The record they’ve made together is a beautiful, intimate affair with songs that are hard to pin down. Houses catch fire; winds, rivers and seas sweep across lives with little regard for anyone; the only signs that appear are dim shapes in the half light. Shadows, echoes and other wispy things all put in regular appearances and it’s all rather hard to grasp hold of at times. Great stuff.

I’d love to post a couple of tracks, but I can’t find any available online. There is this, though, a performance of the title track, apparently shot just days after the record was recorded. (There’s a fairly long intro, you might want to skip on to about 2:00)

I’ve also found this track by Julie Doiron available here, which is from her “Woke Myself Up”.

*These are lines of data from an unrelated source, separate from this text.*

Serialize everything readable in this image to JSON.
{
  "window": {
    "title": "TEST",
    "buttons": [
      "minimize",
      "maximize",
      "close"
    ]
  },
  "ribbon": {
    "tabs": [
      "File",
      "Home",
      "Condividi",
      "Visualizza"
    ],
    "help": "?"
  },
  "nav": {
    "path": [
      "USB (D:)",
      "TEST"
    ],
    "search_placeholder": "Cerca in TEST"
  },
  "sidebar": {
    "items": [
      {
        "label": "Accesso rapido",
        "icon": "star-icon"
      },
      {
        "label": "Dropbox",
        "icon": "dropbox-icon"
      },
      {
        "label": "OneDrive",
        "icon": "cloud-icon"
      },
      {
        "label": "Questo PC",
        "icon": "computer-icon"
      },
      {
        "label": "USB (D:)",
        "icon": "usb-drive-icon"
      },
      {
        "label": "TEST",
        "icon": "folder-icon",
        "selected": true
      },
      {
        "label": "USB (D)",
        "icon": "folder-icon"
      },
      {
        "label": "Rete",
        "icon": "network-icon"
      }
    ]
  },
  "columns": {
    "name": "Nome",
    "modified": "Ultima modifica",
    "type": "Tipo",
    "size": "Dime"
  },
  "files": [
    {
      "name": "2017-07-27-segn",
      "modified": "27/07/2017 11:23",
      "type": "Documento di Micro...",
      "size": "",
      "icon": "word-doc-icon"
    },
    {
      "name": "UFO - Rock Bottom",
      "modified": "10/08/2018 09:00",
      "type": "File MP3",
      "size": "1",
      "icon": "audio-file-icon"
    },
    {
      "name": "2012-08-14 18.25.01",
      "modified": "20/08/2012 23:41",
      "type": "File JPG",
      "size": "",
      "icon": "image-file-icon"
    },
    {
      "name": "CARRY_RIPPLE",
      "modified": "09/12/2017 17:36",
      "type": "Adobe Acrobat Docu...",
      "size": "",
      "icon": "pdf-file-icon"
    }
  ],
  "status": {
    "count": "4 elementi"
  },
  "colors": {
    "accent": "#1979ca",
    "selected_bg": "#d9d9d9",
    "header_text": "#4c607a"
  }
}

No More – Julie Doiron

We’re not here to apportion blame…

Hmmm… How best to approach this whole no-posts-for-a-month business?

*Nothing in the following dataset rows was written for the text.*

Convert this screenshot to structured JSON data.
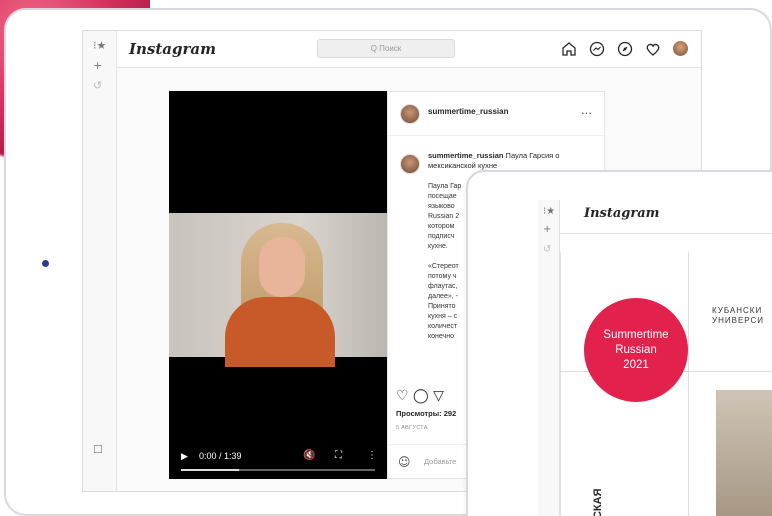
{
  "window1": {
    "logo": "Instagram",
    "search_placeholder": "Q Поиск",
    "nav_icons": [
      "home-icon",
      "messenger-icon",
      "explore-icon",
      "heart-icon",
      "profile-avatar"
    ],
    "post": {
      "username": "summertime_russian",
      "more": "…",
      "caption_user": "summertime_russian",
      "caption_text": "Паула Гарсия о мексиканской кухне",
      "body_lines": [
        "Паула Гар",
        "посещае",
        "языково",
        "Russian 2",
        "котором",
        "подписч",
        "кухне.",
        "",
        "«Стереот",
        "потому ч",
        "флаутас,",
        "далее», -",
        "Принято",
        "кухня – с",
        "количест",
        "конечно"
      ],
      "views": "Просмотры: 292",
      "date": "5 АВГУСТА",
      "add_comment": "Добавьте"
    },
    "video": {
      "time": "0:00 / 1:39",
      "progress": 0.3
    }
  },
  "window2": {
    "logo": "Instagram",
    "circle_lines": [
      "Summertime",
      "Russian",
      "2021"
    ],
    "university_lines": [
      "КУБАНСКИ",
      "УНИВЕРСИ"
    ],
    "vertical_text": "Я СКАЯ"
  },
  "colors": {
    "accent_pink": "#e2214d",
    "dot_blue": "#2a3d8f"
  }
}
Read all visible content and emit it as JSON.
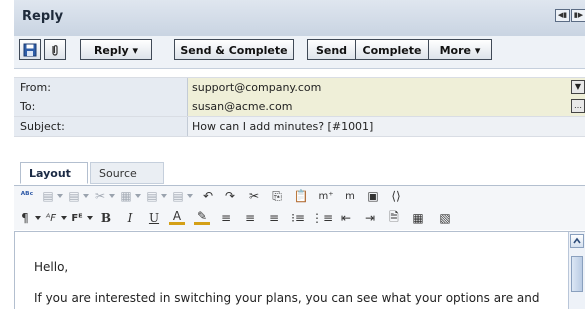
{
  "window": {
    "title": "Reply"
  },
  "toolbar": {
    "reply_label": "Reply",
    "send_complete_label": "Send & Complete",
    "send_label": "Send",
    "complete_label": "Complete",
    "more_label": "More"
  },
  "fields": {
    "from": {
      "label": "From:",
      "value": "support@company.com"
    },
    "to": {
      "label": "To:",
      "value": "susan@acme.com"
    },
    "subject": {
      "label": "Subject:",
      "value": "How can I add minutes? [#1001]"
    }
  },
  "tabs": {
    "layout": "Layout",
    "source": "Source"
  },
  "editor": {
    "greeting": "Hello,",
    "body_line1": "If you are interested in switching your plans, you can see what your options are and"
  },
  "colors": {
    "titlebar": "#c9d4e2",
    "field_value_bg": "#efefd8",
    "field_label_bg": "#e6ebf2"
  }
}
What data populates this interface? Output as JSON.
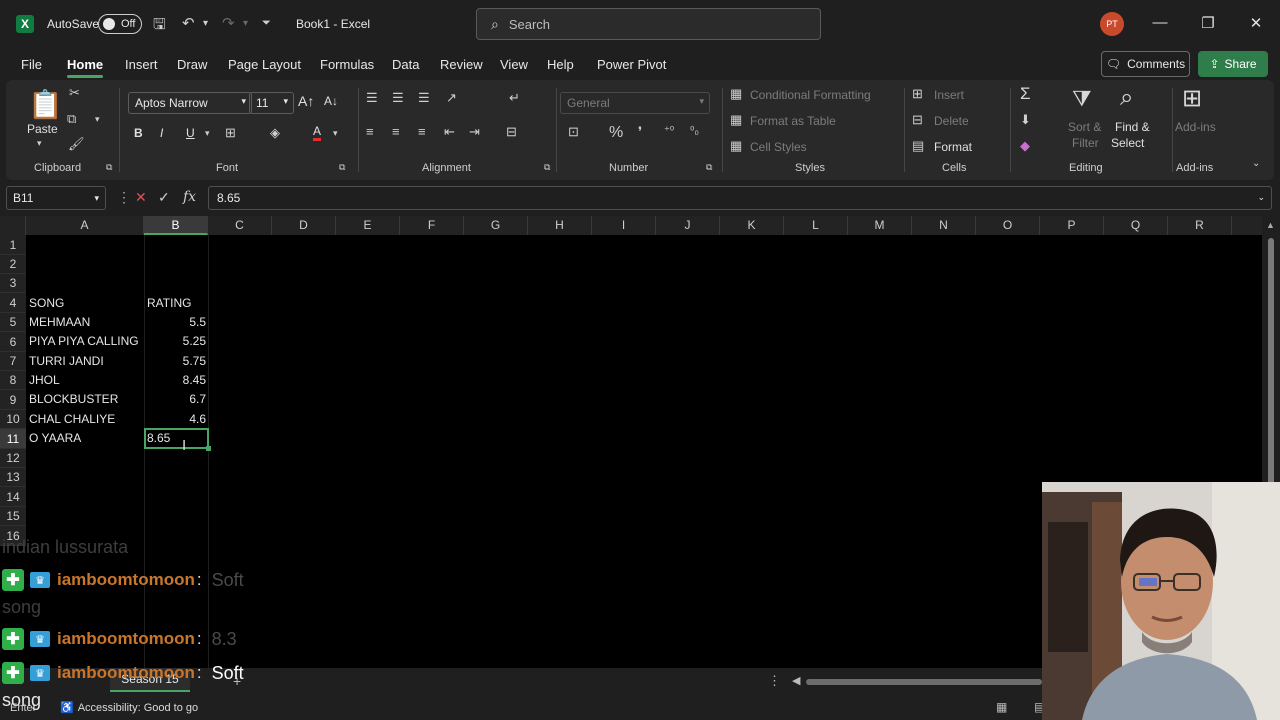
{
  "app": {
    "autosave_label": "AutoSave",
    "autosave_state": "Off",
    "doc_title": "Book1  -  Excel",
    "search_placeholder": "Search",
    "user_initials": "PT"
  },
  "menu": {
    "tabs": [
      "File",
      "Home",
      "Insert",
      "Draw",
      "Page Layout",
      "Formulas",
      "Data",
      "Review",
      "View",
      "Help",
      "Power Pivot"
    ],
    "active_tab": "Home",
    "comments_label": "Comments",
    "share_label": "Share"
  },
  "ribbon": {
    "groups": [
      "Clipboard",
      "Font",
      "Alignment",
      "Number",
      "Styles",
      "Cells",
      "Editing",
      "Add-ins"
    ],
    "paste_label": "Paste",
    "font_name": "Aptos Narrow",
    "font_size": "11",
    "number_format": "General",
    "styles": [
      "Conditional Formatting",
      "Format as Table",
      "Cell Styles"
    ],
    "cells": [
      "Insert",
      "Delete",
      "Format"
    ],
    "editing": [
      "Sort &",
      "Filter",
      "Find &",
      "Select"
    ],
    "addins_label": "Add-ins"
  },
  "formula_bar": {
    "name_box": "B11",
    "formula": "8.65"
  },
  "sheet": {
    "columns": [
      "A",
      "B",
      "C",
      "D",
      "E",
      "F",
      "G",
      "H",
      "I",
      "J",
      "K",
      "L",
      "M",
      "N",
      "O",
      "P",
      "Q",
      "R"
    ],
    "selected_column": "B",
    "rows": [
      "1",
      "2",
      "3",
      "4",
      "5",
      "6",
      "7",
      "8",
      "9",
      "10",
      "11",
      "12",
      "13",
      "14",
      "15",
      "16"
    ],
    "selected_row": "11",
    "header": {
      "song": "SONG",
      "rating": "RATING"
    },
    "data": [
      {
        "song": "MEHMAAN",
        "rating": "5.5"
      },
      {
        "song": "PIYA PIYA CALLING",
        "rating": "5.25"
      },
      {
        "song": "TURRI JANDI",
        "rating": "5.75"
      },
      {
        "song": "JHOL",
        "rating": "8.45"
      },
      {
        "song": "BLOCKBUSTER",
        "rating": "6.7"
      },
      {
        "song": "CHAL CHALIYE",
        "rating": "4.6"
      },
      {
        "song": "O YAARA",
        "rating": "8.65"
      }
    ],
    "tab_name": "Season 15"
  },
  "status": {
    "mode": "Enter",
    "accessibility": "Accessibility: Good to go"
  },
  "chat": {
    "username": "iamboomtomoon",
    "messages": [
      "Soft",
      "8.3",
      "Soft"
    ],
    "fragments": [
      "indian lussurata",
      "song",
      "song"
    ]
  },
  "colors": {
    "accent_green": "#4aa564",
    "share_green": "#2f7d4a",
    "chat_user": "#c9762b",
    "excel_brand": "#107c41"
  }
}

Probably I should come clean and get on with some elaborate hand-wringing request for forgiveness. How could I be so remiss? And some old chat like that. Perhaps I could act like I’ve just been so-o-o snowed under. No time for such fripperies as posting on a Blog. Maybe I should just breeze back in and say nothing in a sort of “I owe you nothing bitch!” way. You knew what I was like before you hooked up with me, eh?

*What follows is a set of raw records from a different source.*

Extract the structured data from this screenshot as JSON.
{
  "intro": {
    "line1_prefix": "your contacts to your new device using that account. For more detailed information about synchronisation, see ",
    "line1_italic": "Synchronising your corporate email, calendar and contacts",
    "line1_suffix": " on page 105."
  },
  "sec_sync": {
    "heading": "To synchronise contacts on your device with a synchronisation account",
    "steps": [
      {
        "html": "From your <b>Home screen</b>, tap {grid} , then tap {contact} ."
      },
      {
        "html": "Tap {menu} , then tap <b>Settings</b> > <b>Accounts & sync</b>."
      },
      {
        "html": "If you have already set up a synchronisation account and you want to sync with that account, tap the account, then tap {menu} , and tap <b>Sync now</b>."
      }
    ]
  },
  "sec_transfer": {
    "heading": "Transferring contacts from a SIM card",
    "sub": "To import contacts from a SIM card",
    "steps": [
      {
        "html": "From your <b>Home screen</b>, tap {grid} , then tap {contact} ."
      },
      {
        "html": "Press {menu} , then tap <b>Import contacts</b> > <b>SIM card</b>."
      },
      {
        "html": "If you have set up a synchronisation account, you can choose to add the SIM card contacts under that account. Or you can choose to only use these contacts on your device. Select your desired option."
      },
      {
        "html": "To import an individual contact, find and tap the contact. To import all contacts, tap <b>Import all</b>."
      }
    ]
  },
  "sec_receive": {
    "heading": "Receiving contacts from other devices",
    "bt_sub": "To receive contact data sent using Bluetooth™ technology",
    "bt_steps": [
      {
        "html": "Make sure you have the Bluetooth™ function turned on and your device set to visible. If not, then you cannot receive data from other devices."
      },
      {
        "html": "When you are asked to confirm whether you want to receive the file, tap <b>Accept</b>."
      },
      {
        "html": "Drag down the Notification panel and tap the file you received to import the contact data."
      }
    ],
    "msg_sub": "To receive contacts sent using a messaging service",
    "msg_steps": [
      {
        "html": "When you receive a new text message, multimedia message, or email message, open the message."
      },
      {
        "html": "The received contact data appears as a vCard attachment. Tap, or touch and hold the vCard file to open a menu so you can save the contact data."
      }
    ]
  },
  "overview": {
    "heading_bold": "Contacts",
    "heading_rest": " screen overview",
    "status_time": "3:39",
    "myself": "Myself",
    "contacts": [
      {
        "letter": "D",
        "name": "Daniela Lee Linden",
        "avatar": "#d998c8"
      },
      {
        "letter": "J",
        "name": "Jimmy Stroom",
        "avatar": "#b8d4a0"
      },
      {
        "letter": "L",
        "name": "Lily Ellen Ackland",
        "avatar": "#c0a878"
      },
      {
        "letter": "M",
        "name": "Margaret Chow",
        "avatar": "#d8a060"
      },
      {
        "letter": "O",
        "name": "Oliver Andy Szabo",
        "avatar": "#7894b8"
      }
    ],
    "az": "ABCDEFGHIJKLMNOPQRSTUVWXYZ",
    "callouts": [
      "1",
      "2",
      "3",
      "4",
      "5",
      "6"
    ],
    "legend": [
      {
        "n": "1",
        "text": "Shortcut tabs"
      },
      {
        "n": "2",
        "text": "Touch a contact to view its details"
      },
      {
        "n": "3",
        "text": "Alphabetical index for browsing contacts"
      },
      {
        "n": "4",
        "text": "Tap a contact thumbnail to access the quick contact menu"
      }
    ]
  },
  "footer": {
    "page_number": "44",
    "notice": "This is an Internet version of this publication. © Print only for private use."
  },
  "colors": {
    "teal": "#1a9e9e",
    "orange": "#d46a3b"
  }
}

If only I could think up some clever linguistic device to help me use up a few paragraphs, and then I could get on with the music.

Oh, well, maybe they won’t notice…

I did kind of intend to post a list of some decent releases from 2008, but I’m beginning to suspect I may have missed the boat there (I dunno, what do you think?) and anyway, it’s been done by many more worthy bloggers (and by “more worthy bloggers” I mean bloggers who post more than once a month…). Although, I would say, and this’ll be my final word on the matter, the Hungry Saw? Don’t think anyone mentioned it…

Anyway, best to look to the future, I always say; we could spend a lot of time working who was right and who was wrong. Let’s just say there was fault on both sides, and leave it at that, eh?

Fulborn Teversham

2009 is alive and kicking and I’ve uncovered my first quirky gem of the year, although in true PP fashion, it’s been out almost two years already. Never mind, I feel pretty safe in saying that the Fulborn Teversham will have crept under all but the most vigilant of radars in that time. Although, quite how is beyond me, the thought of this unlikely mishmash of drums, saxes and squeaking vocals creeping past anything is hard to believe.

A quick Google for Fulborn Teversham reveals that they are the new side project of Seb Rochford. You know, the brains behind Polar Bear. Yeah, that Polar Bear, Mercury Music Prize nominees and all that (Oh do keep up!) and that they are releasing records on the magnificently named Pickled Egg label.

There is an album out at the moment, Count Herbert II, and it is available on Emusic, here. And I’m listening to it now – it’s rather wonderful, a real mixture of idling jazzy stuff and gangly honking Beefhart-style oddities. I’m loving it, and I can heartily recommend it…

Beachtune

Count Herbert II

Back in the game… Oh yes.